REGULAR FOLLOWERS OF this blog will know that most of my work involves capturing the street sounds of Paris. I do though sometimes venture further afield.

I’ve just spent a long weekend in the north-east of England partly to spend valuable time with family over there, partly to recharge my batteries and partly to record the sights and sounds of that delightful part of the world.

But while I was there, echoes of Paris were never far away. Sometime ago, I wrote a blog piece about Les Passages Couverts, the wonderful early nineteenth-century Parisian arcades that first introduced the notion of primitive ‘shopping malls’ – a group of shops clustered together, inside, under cover. Delightful as these passage couverts are, they are not exclusive to Paris – they are to be found in England too.

I discovered this one, the Central Arcade, whilst visiting Newcastle-upon-Tyne the other day. It’s Edwardian, built in 1906, designed by Oswald and Son of Newcastle and I think equally as elegant as the Passage Verdeau or the Passage Jouffroy in Paris.

What made the Central Arcade particularly special was the completely unexpected surprise I came upon whilst I was exploring it. In the arcade is one the UK’s longest established and largest music stores which goes by the unlikely name of JG Windows. It’s a veritable emporium of all things musical – acoustic and digital pianos, keyboards, synthesizers, electric, acoustic and classical guitars and much, much more.

Stepping inside, I was delighted to find my sound of the day.

Inside JG Windows:

A man walked in off the street and sat down at an £8,000 digital piano. He put his briefcase down beside him, and began playing.  The lower register of the piano was transformed into a string bass for his left hand whilst his right hand caressed the piano sounds in the upper registers. I was transfixed. When he finished playing, he simply picked up his briefcase and left just as quickly as he came without speaking a word to anyone.
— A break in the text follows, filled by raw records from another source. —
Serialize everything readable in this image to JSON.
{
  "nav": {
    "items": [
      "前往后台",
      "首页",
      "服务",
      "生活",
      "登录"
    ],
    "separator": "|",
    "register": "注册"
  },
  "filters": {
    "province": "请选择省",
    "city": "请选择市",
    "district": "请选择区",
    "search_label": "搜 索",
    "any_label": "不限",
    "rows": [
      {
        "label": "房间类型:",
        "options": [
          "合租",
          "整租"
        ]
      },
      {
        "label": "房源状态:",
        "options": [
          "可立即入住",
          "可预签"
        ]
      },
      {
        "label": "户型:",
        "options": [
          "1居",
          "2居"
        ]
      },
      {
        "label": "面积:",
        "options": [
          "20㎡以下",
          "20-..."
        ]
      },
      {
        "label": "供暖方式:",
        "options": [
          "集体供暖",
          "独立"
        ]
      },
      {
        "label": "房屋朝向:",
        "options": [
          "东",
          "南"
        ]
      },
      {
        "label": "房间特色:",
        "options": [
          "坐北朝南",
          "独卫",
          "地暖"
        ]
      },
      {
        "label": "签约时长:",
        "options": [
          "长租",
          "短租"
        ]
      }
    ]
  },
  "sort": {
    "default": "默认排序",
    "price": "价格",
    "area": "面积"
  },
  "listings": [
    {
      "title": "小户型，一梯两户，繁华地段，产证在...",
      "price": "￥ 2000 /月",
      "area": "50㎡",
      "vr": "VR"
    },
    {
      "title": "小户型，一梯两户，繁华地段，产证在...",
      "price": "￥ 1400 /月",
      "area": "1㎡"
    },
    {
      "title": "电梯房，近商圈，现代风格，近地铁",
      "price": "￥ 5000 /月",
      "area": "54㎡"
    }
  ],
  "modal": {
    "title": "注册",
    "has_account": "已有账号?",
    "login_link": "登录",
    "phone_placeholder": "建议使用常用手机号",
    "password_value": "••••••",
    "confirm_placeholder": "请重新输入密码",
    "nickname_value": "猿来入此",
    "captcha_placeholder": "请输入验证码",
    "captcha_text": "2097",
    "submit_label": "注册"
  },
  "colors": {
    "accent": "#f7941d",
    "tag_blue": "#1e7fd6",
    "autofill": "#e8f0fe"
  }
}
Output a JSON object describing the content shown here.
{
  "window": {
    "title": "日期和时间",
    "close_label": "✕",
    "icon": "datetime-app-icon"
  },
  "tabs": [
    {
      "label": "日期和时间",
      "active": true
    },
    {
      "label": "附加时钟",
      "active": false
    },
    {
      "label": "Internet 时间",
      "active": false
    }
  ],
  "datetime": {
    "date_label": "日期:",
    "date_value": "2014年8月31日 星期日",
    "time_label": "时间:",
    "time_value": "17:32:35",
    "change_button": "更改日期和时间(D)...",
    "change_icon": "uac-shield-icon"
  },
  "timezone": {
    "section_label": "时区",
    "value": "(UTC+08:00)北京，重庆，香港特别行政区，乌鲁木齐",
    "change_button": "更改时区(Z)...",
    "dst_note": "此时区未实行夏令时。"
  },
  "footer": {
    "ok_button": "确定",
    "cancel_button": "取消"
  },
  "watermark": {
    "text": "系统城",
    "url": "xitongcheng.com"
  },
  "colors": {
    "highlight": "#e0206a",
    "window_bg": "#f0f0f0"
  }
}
I couldn’t help wondering what his story was.  Was he a frustrated musician who couldn’t afford an £8,000 digital piano? Maybe he was road testing it with a view to buying it – or maybe he just needed a musical fix before heading off for his next appointment.  Who knows? Whatever his motivation the sound he made obviously pleased him … and it certainly pleased me.

I will share more sights and sounds from the north-east of England over the coming weeks.